The "Oral History Methods" class is offered at the undergraduate and graduate level every two years.  The class emphasizes the theories, methods, and debates surrounding this oldest historical tool, and students will learn the practical aspects of it by completing and transcribing two oral history interviews.  After completing the course, students will be familar with the theory, methodology, and practical aspects of oral history and develop an appreciation for the tools available to historians and other scholars beyond static sources.  Students will also have a better understanding of both individual and collective memory and how these influence all historical sources, and will also leave the class with the tools necessary to begin an oral history project in their own classrooms, schools, and communities.

Because students are creating a historical document that future scholars will use in their research, the class is expected to take the work very seriously.  Over the semester, students will conduct two oral history interviews that meet the guidelines established by the Pioneers Oral History Project.  The class is very hands-on, and students will be graded primarily on their skills as an oral historian. 

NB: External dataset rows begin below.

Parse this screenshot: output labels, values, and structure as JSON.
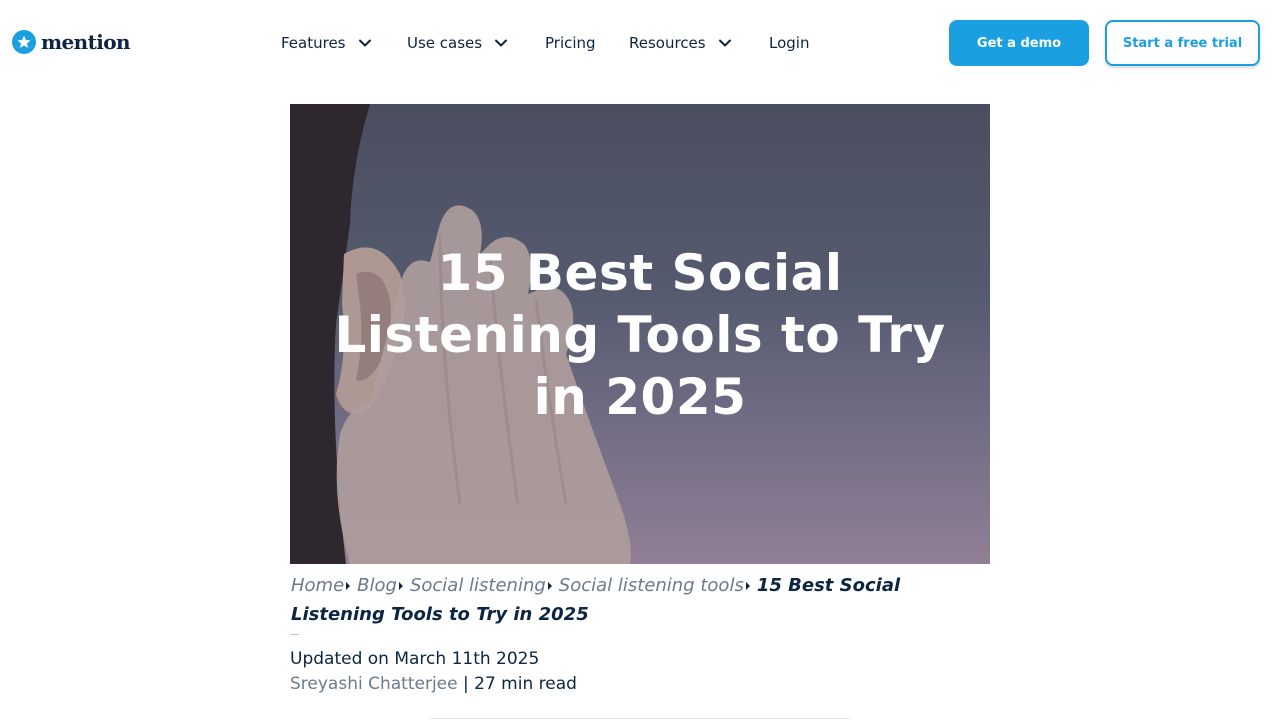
{
  "brand": {
    "name": "mention",
    "logo_icon": "star-icon",
    "accent_color": "#1a9fe0",
    "text_color": "#0b2542"
  },
  "nav": {
    "features": "Features",
    "use_cases": "Use cases",
    "pricing": "Pricing",
    "resources": "Resources",
    "login": "Login"
  },
  "cta": {
    "demo": "Get a demo",
    "trial": "Start a free trial"
  },
  "hero": {
    "title": "15 Best Social Listening Tools to Try in 2025"
  },
  "breadcrumb": {
    "items": [
      "Home",
      "Blog",
      "Social listening",
      "Social listening tools"
    ],
    "current": "15 Best Social Listening Tools to Try in 2025"
  },
  "article": {
    "updated": "Updated on March 11th 2025",
    "author": "Sreyashi Chatterjee",
    "separator": " | ",
    "read_time": "27 min read"
  }
}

"Oral History Methods" Course Syllabus - Spring 2010 [pdf]

"Oral History Applied"

The "Oral History Applied" course is typically offered as an independent study after students have completed the "Oral History Methods" class.  In "Oral History Applied," students take on specialized projects that contribute to the Pioneers Oral History Project and the university, and they are encouraged to select projects that also enhance their own research, interests, and skills.  Previous projects have included researching and completing oral histories on the history of the Department of History and Government, developing pre-interview questionnaires, and editing and transcription.  Students are also expected to work a minimum of five hours in the project's office to have a better understanding of the administrative tasks necessary to maintain the program.  Instructor approval is required before enrolling in the course.

page updated 7/15/2014 9:17 PM

Alumni: We Want to Hear Your Stories!


If you have attended TWU or TSCW, we'd like to collect your contact information for future oral history interview opportunities! Please email the project director, Kate Landdeck, at klanddeck@twu.edu for more information.